The split in 1993 from the CPP was also necessary. There are those in the movement who argue that if this split had come earlier, based on a clear critique of the CPP's program, the 1986 people's power uprising might have resulted in a revolutionary outcome. But today this is a historical debate.

It took ten long, but perhaps necessary, years for the movement to clarify its perspective in the course of the struggle before the merger was achieved in 2002.

Perhaps a key lesson of the merger is that it can be done—a simple lesson, but a very valuable one, hard learned. It can be done, if you keep your nerve and your eye on the bigger picture. And it became very clear, especially after the outcome of Edsa Two, when the People's Power upsurge was once again manipulated and hijacked by the ruling class, that the unity of the revolutionary left is an imperative. It's a practical necessity, as much as, or even more so than any other immediate demand. Revolutionary unity was a necessary step to move the struggle forward.

The line of march

The new party does not view the unity project as completed. It is still open to exploring unity, at various levels, with other revolutionary forces. As for the CPP, despite the sharp differences, the PMP views the CPP as part of the revolutionary movement. It is open to working and uniting with the CPP around the main campaigns of the day.

The economic and social crisis in the country is deepening. It's an open secret that the government is bankrupt. Public servants in some government departments are owed several months' wages. The government's war against the Moro liberation movement and the people of Mindanao is relentless, with the army now being aided by us troops. The Arroyo administration has backed the us drive for global hegemony, code-named the "war on terrorism", and is one of the most servile pro-us regimes in the region. The economy stumbles along due to lines of credit still available to the government from imperialist financial institutions.

National elections are due in March 2004, but if the ruling class cannot contain the anger of the masses in an electoral framework, a social upheaval in the form of another People's Power upsurge cannot be ruled out in the near future. The challenge facing the Philippine left is to position itself for such an outcome.

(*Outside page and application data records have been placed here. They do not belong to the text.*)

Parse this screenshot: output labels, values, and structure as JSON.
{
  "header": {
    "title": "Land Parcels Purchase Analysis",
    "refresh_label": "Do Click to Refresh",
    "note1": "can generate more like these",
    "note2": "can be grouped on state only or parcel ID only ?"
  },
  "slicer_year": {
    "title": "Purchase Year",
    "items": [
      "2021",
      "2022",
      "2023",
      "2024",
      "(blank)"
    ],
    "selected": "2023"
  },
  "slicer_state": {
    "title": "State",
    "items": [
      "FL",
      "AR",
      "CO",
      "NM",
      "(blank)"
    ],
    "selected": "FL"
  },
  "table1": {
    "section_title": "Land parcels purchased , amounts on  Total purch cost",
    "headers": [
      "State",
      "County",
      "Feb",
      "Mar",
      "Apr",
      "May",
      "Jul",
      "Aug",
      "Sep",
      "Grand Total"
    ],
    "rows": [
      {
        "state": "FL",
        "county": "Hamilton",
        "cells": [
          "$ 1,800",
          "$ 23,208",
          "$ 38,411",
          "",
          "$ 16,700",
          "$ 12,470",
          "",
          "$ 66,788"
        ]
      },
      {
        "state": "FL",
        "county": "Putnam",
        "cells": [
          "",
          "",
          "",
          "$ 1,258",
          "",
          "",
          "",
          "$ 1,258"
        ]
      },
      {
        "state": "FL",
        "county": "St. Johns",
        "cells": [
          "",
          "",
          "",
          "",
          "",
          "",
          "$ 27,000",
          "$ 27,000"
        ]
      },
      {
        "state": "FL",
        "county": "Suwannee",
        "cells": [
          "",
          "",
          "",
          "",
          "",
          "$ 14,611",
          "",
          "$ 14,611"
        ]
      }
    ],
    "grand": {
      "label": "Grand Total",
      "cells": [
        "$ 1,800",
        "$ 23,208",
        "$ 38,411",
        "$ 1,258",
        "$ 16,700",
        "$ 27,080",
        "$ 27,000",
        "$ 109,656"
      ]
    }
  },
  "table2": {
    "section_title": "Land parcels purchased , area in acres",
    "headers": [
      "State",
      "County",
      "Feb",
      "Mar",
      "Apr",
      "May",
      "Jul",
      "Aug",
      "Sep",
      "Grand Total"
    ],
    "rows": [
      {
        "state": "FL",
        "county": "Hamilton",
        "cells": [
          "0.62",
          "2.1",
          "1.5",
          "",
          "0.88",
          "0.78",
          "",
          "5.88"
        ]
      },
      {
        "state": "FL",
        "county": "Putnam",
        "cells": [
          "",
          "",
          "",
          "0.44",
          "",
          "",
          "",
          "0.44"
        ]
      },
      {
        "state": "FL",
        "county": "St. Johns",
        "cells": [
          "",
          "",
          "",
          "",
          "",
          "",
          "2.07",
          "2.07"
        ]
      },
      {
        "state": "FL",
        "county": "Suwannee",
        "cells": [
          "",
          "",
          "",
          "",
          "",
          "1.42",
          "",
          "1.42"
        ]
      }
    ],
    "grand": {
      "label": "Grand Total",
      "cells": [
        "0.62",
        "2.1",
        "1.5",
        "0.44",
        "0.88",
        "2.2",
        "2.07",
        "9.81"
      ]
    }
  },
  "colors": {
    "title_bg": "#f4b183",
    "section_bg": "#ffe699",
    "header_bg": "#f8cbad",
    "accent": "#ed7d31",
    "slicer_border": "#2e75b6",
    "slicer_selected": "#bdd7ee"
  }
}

1. Edsa is a main highway that runs through the capital Manila. The mass upsurge that overthrew the Marcos dictatorship also took place in Edsa and is known as Edsa One. The upsurge that overthrew the Estrada regime is known as Edsa Two.

2. Lenin polemicised against Martov's position in "Two Tactics of Social Democracy in the Democratic Revolution".

Submitted by jim (not verified) on Mon, 03/01/2010 - 19:10


i really admire the efforts of those people who wanted to take the right path in pursuing a genuine nationalist and democratic philippines. I am affiliated to the splits from Central Luzon.Actually we are now positioned all over the philippines. i am based here in northern luzon and we are aiming for the reunification of the whole left movement as well, with the correct thinking of a genuine revolutionary cadre.

we look forward for the reunification,we wanted to collectively analyzed what happened,why we reach the point of splitting up from our former party. I believed that we do have our own deep and world turning moments that makes us unable to cope up with what is going on with the party. I believed that we heavily took the decision to split-up due to the reason that the party is not acting accdg to principle anymore. In order for us to take the right path and correct the misdeeds of our former colleagues, therefore it is neccessary that we take ourselves out of the wrong direction and find the right one. However we are branded by our former comrades as reformist/trotskyites and traitors for that action..I believed that we are taking the right way and the reunification of all genuine revolutionaries is the moment of all our goals.. i hope to get in touch with you guys